The great myth about our ongoing defense drawdown is it is designed to make possible a “pivot to the Pacific.” This is only true in the sense that the Navy and Air Force–the primary services concerned with a future Pacific conflict–are being cut less than the Army and Marine Corps, upon whom we have depended to fight wars in Iraq and Afghanistan during the past decade.
The ground forces are losing more than 100,000 troopers. The air and naval forces are not making such drastic cutbacks, but they are cutting back just the same, as this article in the San Diego Union Tribune notes: “The Navy is cutting nearly 3,000 mid-career troops in a first-of-its-kind layoff this year, made necessary by record-high re-enlistment.” In other words, petty officers who had been looking forward to a 20+-year career, as is standard, are now being sent to the unemployment line after only 10 or so years of service–this at a time of high unemployment. As the article notes, this is part of an ongoing reduction of the Navy’s ranks. In 2006, it had 359,373 personnel; today it has 325,700; by 2014 it is due to be down to 320,000.
This personnel downsizing has been accompanied by a downsizing in the fleet. The Navy today is down to 282 ships, the lowest level since before World War II, and is likely to wind up during this decade with just 246 ships. As retired Marine Lt. Gen. Chip Gregson notes, “This is important because no matter how capable the ship, it can only be in one place at a time. And power projection that stays is about ships.”

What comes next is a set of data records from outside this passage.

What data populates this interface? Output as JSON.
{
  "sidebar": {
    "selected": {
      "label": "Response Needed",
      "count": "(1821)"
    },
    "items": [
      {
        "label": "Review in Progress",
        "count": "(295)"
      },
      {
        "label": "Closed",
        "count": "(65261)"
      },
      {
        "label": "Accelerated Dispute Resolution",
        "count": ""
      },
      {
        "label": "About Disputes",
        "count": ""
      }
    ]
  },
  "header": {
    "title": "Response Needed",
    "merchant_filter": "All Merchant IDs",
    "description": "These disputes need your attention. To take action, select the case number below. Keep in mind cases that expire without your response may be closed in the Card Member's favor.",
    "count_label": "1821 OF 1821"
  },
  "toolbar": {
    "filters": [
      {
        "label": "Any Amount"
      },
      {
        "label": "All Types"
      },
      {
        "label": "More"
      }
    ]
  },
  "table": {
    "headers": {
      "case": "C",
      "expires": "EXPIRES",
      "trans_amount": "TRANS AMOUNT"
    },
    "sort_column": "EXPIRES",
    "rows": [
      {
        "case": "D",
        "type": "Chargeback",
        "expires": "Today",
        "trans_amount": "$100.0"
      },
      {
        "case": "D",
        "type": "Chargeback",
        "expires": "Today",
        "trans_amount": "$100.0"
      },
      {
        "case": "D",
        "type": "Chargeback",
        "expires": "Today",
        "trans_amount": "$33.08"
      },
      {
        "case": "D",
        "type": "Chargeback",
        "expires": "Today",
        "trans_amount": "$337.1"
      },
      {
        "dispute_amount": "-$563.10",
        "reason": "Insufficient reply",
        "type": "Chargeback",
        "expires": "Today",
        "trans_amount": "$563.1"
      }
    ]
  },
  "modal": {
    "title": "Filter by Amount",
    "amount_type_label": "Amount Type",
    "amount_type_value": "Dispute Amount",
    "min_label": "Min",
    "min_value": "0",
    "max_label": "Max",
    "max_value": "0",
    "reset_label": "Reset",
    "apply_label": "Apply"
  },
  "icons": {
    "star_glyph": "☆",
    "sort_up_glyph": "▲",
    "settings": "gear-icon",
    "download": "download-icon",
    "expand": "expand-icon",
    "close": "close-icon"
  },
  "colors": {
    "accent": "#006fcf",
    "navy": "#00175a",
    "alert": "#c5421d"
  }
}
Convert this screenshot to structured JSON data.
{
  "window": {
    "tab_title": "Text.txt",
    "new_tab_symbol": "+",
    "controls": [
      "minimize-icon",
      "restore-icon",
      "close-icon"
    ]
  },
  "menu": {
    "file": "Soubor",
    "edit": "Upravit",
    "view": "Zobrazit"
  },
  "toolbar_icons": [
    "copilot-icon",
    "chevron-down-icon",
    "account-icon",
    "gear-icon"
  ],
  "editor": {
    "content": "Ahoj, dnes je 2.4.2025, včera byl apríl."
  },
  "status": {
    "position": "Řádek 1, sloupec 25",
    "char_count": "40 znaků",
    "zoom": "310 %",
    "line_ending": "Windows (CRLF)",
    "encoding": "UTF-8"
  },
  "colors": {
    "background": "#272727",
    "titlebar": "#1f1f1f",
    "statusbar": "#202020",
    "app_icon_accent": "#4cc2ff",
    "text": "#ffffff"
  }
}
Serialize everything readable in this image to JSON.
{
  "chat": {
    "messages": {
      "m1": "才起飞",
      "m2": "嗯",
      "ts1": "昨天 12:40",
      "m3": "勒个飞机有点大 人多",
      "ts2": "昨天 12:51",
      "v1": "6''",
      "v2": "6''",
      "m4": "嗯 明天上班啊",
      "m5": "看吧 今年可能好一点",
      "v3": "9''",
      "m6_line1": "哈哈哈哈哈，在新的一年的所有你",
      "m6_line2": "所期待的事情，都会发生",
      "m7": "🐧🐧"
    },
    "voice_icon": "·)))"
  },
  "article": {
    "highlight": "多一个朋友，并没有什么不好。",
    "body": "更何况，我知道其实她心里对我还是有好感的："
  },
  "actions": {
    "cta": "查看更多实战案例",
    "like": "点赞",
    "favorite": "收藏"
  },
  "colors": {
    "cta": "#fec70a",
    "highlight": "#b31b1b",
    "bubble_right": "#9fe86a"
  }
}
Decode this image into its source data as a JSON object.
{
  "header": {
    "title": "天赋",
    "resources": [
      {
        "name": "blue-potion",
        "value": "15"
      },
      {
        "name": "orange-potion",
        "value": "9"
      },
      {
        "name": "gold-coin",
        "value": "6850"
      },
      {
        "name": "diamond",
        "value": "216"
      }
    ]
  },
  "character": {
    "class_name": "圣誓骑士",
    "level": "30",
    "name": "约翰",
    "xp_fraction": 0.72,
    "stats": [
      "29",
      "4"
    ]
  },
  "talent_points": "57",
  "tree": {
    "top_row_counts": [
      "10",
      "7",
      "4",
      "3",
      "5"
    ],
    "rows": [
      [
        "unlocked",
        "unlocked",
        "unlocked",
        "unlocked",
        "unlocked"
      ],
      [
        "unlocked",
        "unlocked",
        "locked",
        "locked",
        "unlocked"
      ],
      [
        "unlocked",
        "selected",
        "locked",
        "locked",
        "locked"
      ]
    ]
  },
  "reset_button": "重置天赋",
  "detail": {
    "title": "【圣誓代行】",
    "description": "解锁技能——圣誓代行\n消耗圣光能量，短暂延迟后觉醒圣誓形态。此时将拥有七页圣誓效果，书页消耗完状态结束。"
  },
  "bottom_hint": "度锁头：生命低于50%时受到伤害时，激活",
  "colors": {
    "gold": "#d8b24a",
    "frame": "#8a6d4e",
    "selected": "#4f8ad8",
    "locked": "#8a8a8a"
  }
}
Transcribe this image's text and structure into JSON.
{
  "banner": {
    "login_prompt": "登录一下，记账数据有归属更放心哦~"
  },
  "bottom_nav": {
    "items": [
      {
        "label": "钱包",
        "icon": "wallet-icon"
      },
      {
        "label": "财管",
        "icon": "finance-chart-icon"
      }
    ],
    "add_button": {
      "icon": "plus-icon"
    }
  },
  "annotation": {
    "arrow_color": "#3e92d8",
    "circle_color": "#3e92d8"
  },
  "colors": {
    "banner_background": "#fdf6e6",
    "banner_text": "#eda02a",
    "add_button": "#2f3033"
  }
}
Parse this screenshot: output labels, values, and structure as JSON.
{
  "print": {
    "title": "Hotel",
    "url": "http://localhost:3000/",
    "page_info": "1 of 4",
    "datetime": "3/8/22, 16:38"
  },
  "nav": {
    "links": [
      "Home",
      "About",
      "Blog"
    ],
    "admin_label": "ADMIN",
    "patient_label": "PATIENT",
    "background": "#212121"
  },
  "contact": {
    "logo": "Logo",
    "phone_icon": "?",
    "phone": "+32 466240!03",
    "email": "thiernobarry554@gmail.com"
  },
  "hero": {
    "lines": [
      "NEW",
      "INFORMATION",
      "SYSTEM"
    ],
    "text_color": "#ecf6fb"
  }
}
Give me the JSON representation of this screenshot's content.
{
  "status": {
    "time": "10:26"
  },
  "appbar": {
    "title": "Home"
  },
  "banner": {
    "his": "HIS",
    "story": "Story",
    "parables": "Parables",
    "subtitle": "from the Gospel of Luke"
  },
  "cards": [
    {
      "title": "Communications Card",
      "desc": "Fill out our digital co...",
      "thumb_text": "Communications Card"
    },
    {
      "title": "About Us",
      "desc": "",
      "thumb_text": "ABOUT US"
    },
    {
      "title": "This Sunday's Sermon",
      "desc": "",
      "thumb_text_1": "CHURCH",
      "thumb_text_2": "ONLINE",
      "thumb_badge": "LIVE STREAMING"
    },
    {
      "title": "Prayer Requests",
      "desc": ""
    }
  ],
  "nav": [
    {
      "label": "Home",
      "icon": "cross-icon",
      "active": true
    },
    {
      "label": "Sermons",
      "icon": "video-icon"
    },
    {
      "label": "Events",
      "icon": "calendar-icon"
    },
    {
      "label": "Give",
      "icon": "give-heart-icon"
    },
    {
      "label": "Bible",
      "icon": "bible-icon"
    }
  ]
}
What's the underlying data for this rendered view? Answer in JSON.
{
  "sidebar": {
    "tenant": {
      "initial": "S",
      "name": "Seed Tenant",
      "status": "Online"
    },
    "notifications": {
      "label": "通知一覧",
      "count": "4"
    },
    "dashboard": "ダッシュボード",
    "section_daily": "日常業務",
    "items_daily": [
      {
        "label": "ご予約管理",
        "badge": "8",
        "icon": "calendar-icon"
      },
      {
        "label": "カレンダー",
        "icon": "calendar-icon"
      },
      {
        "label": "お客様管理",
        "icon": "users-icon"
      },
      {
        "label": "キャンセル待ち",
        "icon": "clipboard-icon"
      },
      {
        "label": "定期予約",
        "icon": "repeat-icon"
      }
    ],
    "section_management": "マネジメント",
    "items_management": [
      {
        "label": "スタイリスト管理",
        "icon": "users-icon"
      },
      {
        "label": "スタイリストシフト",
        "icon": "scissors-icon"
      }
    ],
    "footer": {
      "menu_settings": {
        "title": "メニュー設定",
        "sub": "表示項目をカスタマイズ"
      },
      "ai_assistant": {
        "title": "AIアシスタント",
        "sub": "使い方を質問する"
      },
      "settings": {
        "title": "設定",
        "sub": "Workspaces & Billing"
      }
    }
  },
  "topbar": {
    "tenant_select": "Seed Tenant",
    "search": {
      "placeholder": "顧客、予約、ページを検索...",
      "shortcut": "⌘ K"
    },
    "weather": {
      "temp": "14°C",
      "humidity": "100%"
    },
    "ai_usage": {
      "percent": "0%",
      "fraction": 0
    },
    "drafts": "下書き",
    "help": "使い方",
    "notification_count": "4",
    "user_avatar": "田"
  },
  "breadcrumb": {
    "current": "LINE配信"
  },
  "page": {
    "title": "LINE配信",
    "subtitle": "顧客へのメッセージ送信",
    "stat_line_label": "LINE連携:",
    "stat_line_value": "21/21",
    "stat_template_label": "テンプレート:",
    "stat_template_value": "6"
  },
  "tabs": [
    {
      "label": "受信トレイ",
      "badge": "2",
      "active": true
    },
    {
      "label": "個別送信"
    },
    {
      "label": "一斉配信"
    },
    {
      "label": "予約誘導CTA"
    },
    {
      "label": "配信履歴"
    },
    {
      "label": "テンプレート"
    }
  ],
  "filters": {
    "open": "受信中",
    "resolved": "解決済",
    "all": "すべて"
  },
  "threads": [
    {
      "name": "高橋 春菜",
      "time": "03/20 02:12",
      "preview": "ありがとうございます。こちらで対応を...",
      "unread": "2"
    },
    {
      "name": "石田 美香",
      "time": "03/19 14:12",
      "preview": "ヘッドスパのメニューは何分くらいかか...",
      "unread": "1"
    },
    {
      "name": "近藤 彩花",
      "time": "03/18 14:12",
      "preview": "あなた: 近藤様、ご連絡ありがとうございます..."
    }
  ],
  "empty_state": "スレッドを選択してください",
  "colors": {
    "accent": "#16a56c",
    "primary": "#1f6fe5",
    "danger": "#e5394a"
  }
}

Meanwhile, as Richard Cleary and Tom Donnelly note, the new defense budget is also reducing our acquisition of the F-35 Lightning, the essential fifth-generation fighter we need to keep up with China: “The Obama Pentagon has reduced the 2013 purchase of Lightnings from 42 to 29 and reduced the planned five-year buy by more than 100 aircraft.”
Pacific pivot? Hardly. More like an across-the-board disarmament that is proceeding at varied rates in different services and different parts of the world.